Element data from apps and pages
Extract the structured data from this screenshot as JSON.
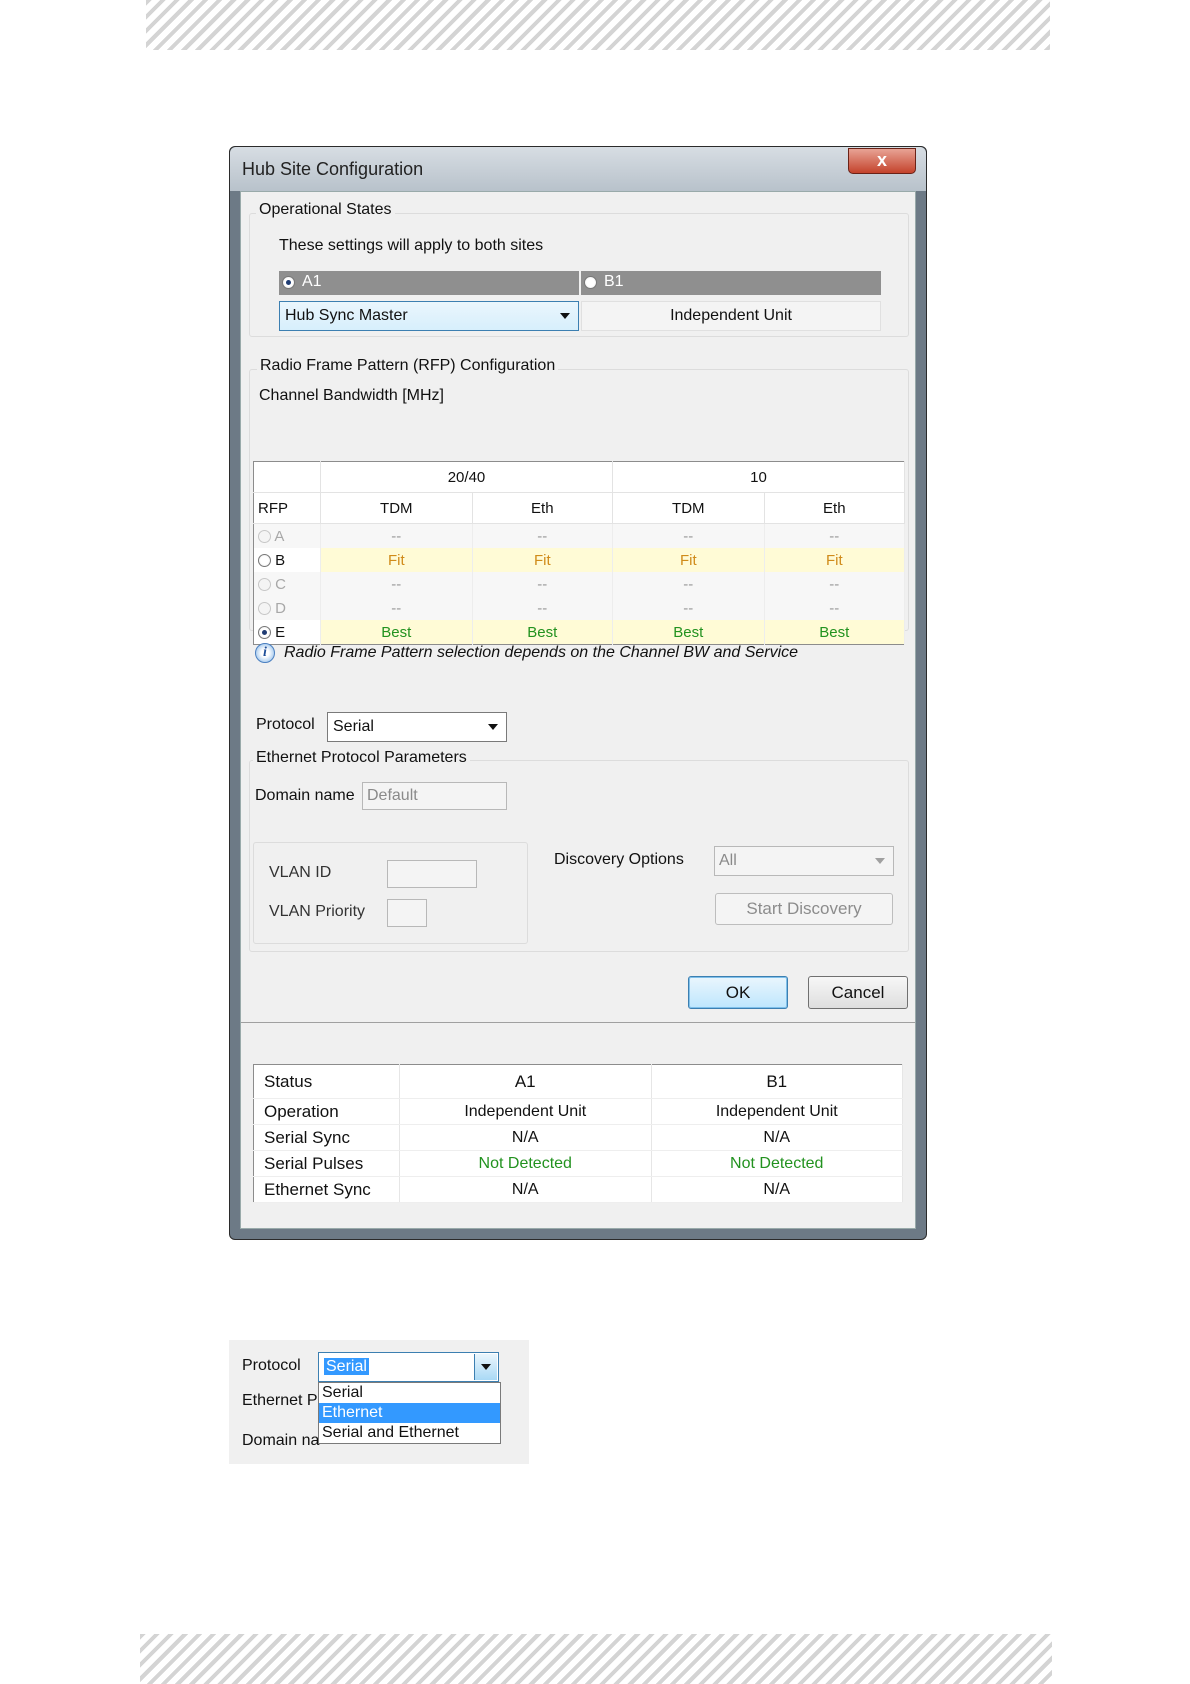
{
  "window": {
    "title": "Hub Site Configuration",
    "close_glyph": "x"
  },
  "operational_states": {
    "group_label": "Operational States",
    "note": "These settings will apply to both sites",
    "site_a": {
      "label": "A1",
      "selected": true,
      "mode": "Hub Sync Master"
    },
    "site_b": {
      "label": "B1",
      "selected": false,
      "mode": "Independent Unit"
    }
  },
  "rfp": {
    "group_label": "Radio Frame Pattern (RFP) Configuration",
    "bandwidth_label": "Channel Bandwidth [MHz]",
    "bandwidth_headers": [
      "20/40",
      "10"
    ],
    "column_headers": [
      "RFP",
      "TDM",
      "Eth",
      "TDM",
      "Eth"
    ],
    "rows": [
      {
        "name": "A",
        "enabled": false,
        "selected": false,
        "cells": [
          "--",
          "--",
          "--",
          "--"
        ]
      },
      {
        "name": "B",
        "enabled": true,
        "selected": false,
        "cells": [
          "Fit",
          "Fit",
          "Fit",
          "Fit"
        ]
      },
      {
        "name": "C",
        "enabled": false,
        "selected": false,
        "cells": [
          "--",
          "--",
          "--",
          "--"
        ]
      },
      {
        "name": "D",
        "enabled": false,
        "selected": false,
        "cells": [
          "--",
          "--",
          "--",
          "--"
        ]
      },
      {
        "name": "E",
        "enabled": true,
        "selected": true,
        "cells": [
          "Best",
          "Best",
          "Best",
          "Best"
        ]
      }
    ],
    "info_text": "Radio Frame Pattern selection depends on the Channel BW and Service"
  },
  "protocol": {
    "label": "Protocol",
    "value": "Serial"
  },
  "ethernet": {
    "group_label": "Ethernet Protocol Parameters",
    "domain_label": "Domain name",
    "domain_value": "Default",
    "vlan_id_label": "VLAN ID",
    "vlan_priority_label": "VLAN Priority",
    "discovery_label": "Discovery Options",
    "discovery_value": "All",
    "start_discovery": "Start Discovery"
  },
  "buttons": {
    "ok": "OK",
    "cancel": "Cancel"
  },
  "status": {
    "headers": [
      "Status",
      "A1",
      "B1"
    ],
    "rows": [
      [
        "Operation",
        "Independent Unit",
        "Independent Unit"
      ],
      [
        "Serial Sync",
        "N/A",
        "N/A"
      ],
      [
        "Serial Pulses",
        "Not Detected",
        "Not Detected"
      ],
      [
        "Ethernet Sync",
        "N/A",
        "N/A"
      ]
    ]
  },
  "snippet": {
    "protocol_label": "Protocol",
    "protocol_value": "Serial",
    "ethernet_label_partial": "Ethernet P",
    "domain_label_partial": "Domain na",
    "options": [
      "Serial",
      "Ethernet",
      "Serial and Ethernet"
    ],
    "highlighted_option": "Ethernet"
  }
}
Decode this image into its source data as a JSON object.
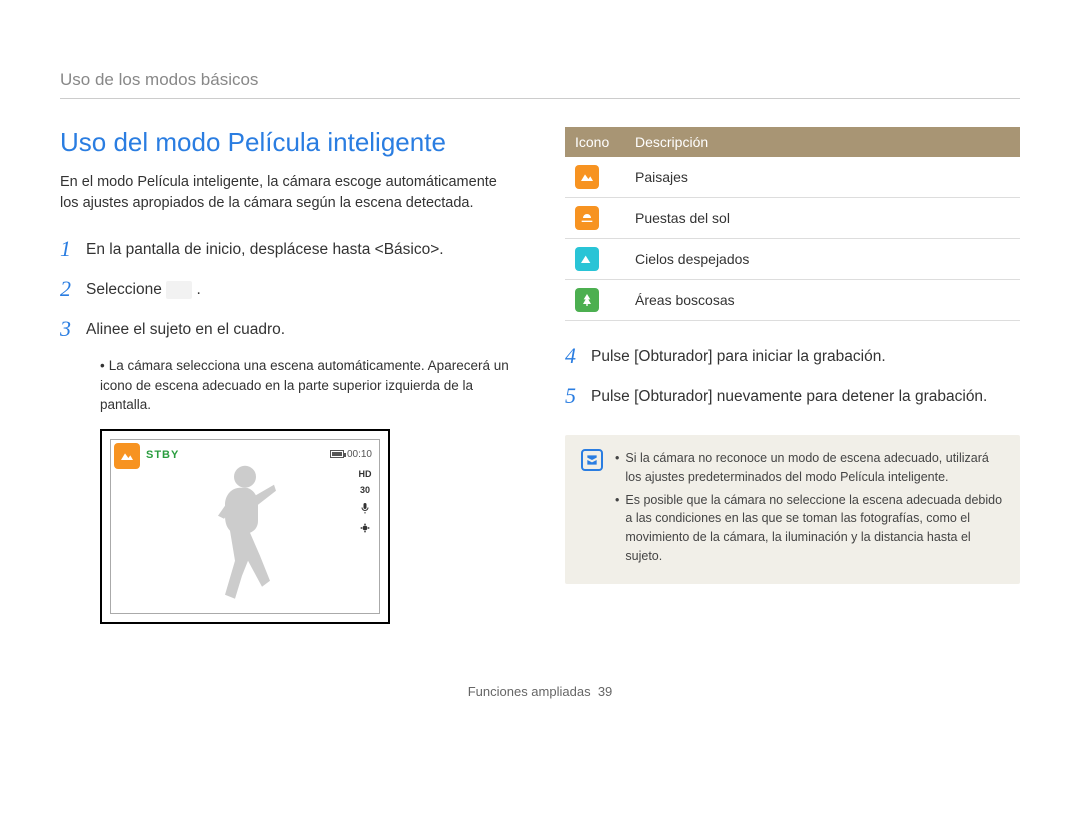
{
  "breadcrumb": "Uso de los modos básicos",
  "heading": "Uso del modo Película inteligente",
  "intro": "En el modo Película inteligente, la cámara escoge automáticamente los ajustes apropiados de la cámara según la escena detectada.",
  "steps": {
    "s1": {
      "num": "1",
      "text": "En la pantalla de inicio, desplácese hasta <Básico>."
    },
    "s2": {
      "num": "2",
      "text": "Seleccione "
    },
    "s3": {
      "num": "3",
      "text": "Alinee el sujeto en el cuadro."
    },
    "s3sub": "La cámara selecciona una escena automáticamente. Aparecerá un icono de escena adecuado en la parte superior izquierda de la pantalla.",
    "s4": {
      "num": "4",
      "text": "Pulse [Obturador] para iniciar la grabación."
    },
    "s5": {
      "num": "5",
      "text": "Pulse [Obturador] nuevamente para detener la grabación."
    }
  },
  "preview": {
    "stby": "STBY",
    "time": "00:10",
    "hd": "HD",
    "fps": "30"
  },
  "table": {
    "h1": "Icono",
    "h2": "Descripción",
    "r1": "Paisajes",
    "r2": "Puestas del sol",
    "r3": "Cielos despejados",
    "r4": "Áreas boscosas"
  },
  "notes": {
    "n1": "Si la cámara no reconoce un modo de escena adecuado, utilizará los ajustes predeterminados del modo Película inteligente.",
    "n2": "Es posible que la cámara no seleccione la escena adecuada debido a las condiciones en las que se toman las fotografías, como el movimiento de la cámara, la iluminación y la distancia hasta el sujeto."
  },
  "footer": {
    "label": "Funciones ampliadas",
    "page": "39"
  }
}
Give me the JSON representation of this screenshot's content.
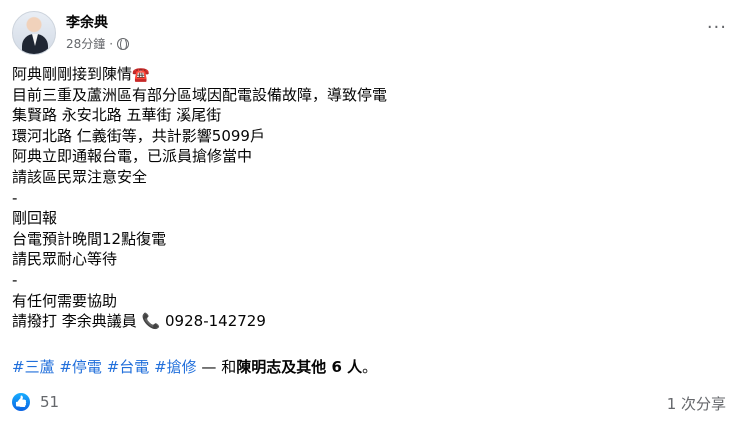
{
  "post": {
    "author": "李余典",
    "time": "28分鐘",
    "separator": "·",
    "lines": [
      "阿典剛剛接到陳情",
      "目前三重及蘆洲區有部分區域因配電設備故障，導致停電",
      "集賢路 永安北路 五華街 溪尾街",
      "環河北路 仁義街等，共計影響5099戶",
      "阿典立即通報台電，已派員搶修當中",
      "請該區民眾注意安全",
      "-",
      "剛回報",
      "台電預計晚間12點復電",
      "請民眾耐心等待",
      "-",
      "有任何需要協助",
      "請撥打 李余典議員 "
    ],
    "phone_emoji": "☎️",
    "tel_icon": "📞",
    "phone_number": "0928-142729",
    "tags": [
      "#三蘆",
      "#停電",
      "#台電",
      "#搶修"
    ],
    "with_text": " — 和",
    "with_person": "陳明志",
    "and_others": "及其他 6 人",
    "period": "。"
  },
  "footer": {
    "likes": "51",
    "shares": "1 次分享"
  },
  "icons": {
    "globe": "globe-icon",
    "more": "more-icon",
    "like": "like-icon",
    "like_color": "#1877f2",
    "link_color": "#216fdb"
  }
}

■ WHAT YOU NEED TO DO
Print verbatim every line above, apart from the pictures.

■ TASK RESPONSE
Extract the structured data from this screenshot as JSON.
{
  "window": {
    "title": "Hub Site Configuration",
    "close_glyph": "x"
  },
  "operational_states": {
    "group_label": "Operational States",
    "note": "These settings will apply to both sites",
    "site_a": {
      "label": "A1",
      "selected": true,
      "mode": "Hub Sync Master"
    },
    "site_b": {
      "label": "B1",
      "selected": false,
      "mode": "Independent Unit"
    }
  },
  "rfp": {
    "group_label": "Radio Frame Pattern (RFP) Configuration",
    "bandwidth_label": "Channel Bandwidth [MHz]",
    "bandwidth_headers": [
      "20/40",
      "10"
    ],
    "column_headers": [
      "RFP",
      "TDM",
      "Eth",
      "TDM",
      "Eth"
    ],
    "rows": [
      {
        "name": "A",
        "enabled": false,
        "selected": false,
        "cells": [
          "--",
          "--",
          "--",
          "--"
        ]
      },
      {
        "name": "B",
        "enabled": true,
        "selected": false,
        "cells": [
          "Fit",
          "Fit",
          "Fit",
          "Fit"
        ]
      },
      {
        "name": "C",
        "enabled": false,
        "selected": false,
        "cells": [
          "--",
          "--",
          "--",
          "--"
        ]
      },
      {
        "name": "D",
        "enabled": false,
        "selected": false,
        "cells": [
          "--",
          "--",
          "--",
          "--"
        ]
      },
      {
        "name": "E",
        "enabled": true,
        "selected": true,
        "cells": [
          "Best",
          "Best",
          "Best",
          "Best"
        ]
      }
    ],
    "info_text": "Radio Frame Pattern selection depends on the Channel BW and Service"
  },
  "protocol": {
    "label": "Protocol",
    "value": "Serial"
  },
  "ethernet": {
    "group_label": "Ethernet Protocol Parameters",
    "domain_label": "Domain name",
    "domain_value": "Default",
    "vlan_id_label": "VLAN ID",
    "vlan_priority_label": "VLAN Priority",
    "discovery_label": "Discovery Options",
    "discovery_value": "All",
    "start_discovery": "Start Discovery"
  },
  "buttons": {
    "ok": "OK",
    "cancel": "Cancel"
  },
  "status": {
    "headers": [
      "Status",
      "A1",
      "B1"
    ],
    "rows": [
      [
        "Operation",
        "Independent Unit",
        "Independent Unit"
      ],
      [
        "Serial Sync",
        "N/A",
        "N/A"
      ],
      [
        "Serial Pulses",
        "Not Detected",
        "Not Detected"
      ],
      [
        "Ethernet Sync",
        "N/A",
        "N/A"
      ]
    ]
  },
  "snippet": {
    "protocol_label": "Protocol",
    "protocol_value": "Serial",
    "ethernet_label_partial": "Ethernet P",
    "domain_label_partial": "Domain na",
    "options": [
      "Serial",
      "Ethernet",
      "Serial and Ethernet"
    ],
    "highlighted_option": "Ethernet"
  }
}
Decode this image into its source data as a JSON object.
{
  "breadcrumb": "Uso de los modos básicos",
  "heading": "Uso del modo Película inteligente",
  "intro": "En el modo Película inteligente, la cámara escoge automáticamente los ajustes apropiados de la cámara según la escena detectada.",
  "steps": {
    "s1": {
      "num": "1",
      "text": "En la pantalla de inicio, desplácese hasta <Básico>."
    },
    "s2": {
      "num": "2",
      "text": "Seleccione "
    },
    "s3": {
      "num": "3",
      "text": "Alinee el sujeto en el cuadro."
    },
    "s3sub": "La cámara selecciona una escena automáticamente. Aparecerá un icono de escena adecuado en la parte superior izquierda de la pantalla.",
    "s4": {
      "num": "4",
      "text": "Pulse [Obturador] para iniciar la grabación."
    },
    "s5": {
      "num": "5",
      "text": "Pulse [Obturador] nuevamente para detener la grabación."
    }
  },
  "preview": {
    "stby": "STBY",
    "time": "00:10",
    "hd": "HD",
    "fps": "30"
  },
  "table": {
    "h1": "Icono",
    "h2": "Descripción",
    "r1": "Paisajes",
    "r2": "Puestas del sol",
    "r3": "Cielos despejados",
    "r4": "Áreas boscosas"
  },
  "notes": {
    "n1": "Si la cámara no reconoce un modo de escena adecuado, utilizará los ajustes predeterminados del modo Película inteligente.",
    "n2": "Es posible que la cámara no seleccione la escena adecuada debido a las condiciones en las que se toman las fotografías, como el movimiento de la cámara, la iluminación y la distancia hasta el sujeto."
  },
  "footer": {
    "label": "Funciones ampliadas",
    "page": "39"
  }
}
Give me the JSON representation of this screenshot's content.
{
  "post": {
    "author": "李余典",
    "time": "28分鐘",
    "separator": "·",
    "lines": [
      "阿典剛剛接到陳情",
      "目前三重及蘆洲區有部分區域因配電設備故障，導致停電",
      "集賢路 永安北路 五華街 溪尾街",
      "環河北路 仁義街等，共計影響5099戶",
      "阿典立即通報台電，已派員搶修當中",
      "請該區民眾注意安全",
      "-",
      "剛回報",
      "台電預計晚間12點復電",
      "請民眾耐心等待",
      "-",
      "有任何需要協助",
      "請撥打 李余典議員 "
    ],
    "phone_emoji": "☎️",
    "tel_icon": "📞",
    "phone_number": "0928-142729",
    "tags": [
      "#三蘆",
      "#停電",
      "#台電",
      "#搶修"
    ],
    "with_text": " — 和",
    "with_person": "陳明志",
    "and_others": "及其他 6 人",
    "period": "。"
  },
  "footer": {
    "likes": "51",
    "shares": "1 次分享"
  },
  "icons": {
    "globe": "globe-icon",
    "more": "more-icon",
    "like": "like-icon",
    "like_color": "#1877f2",
    "link_color": "#216fdb"
  }
}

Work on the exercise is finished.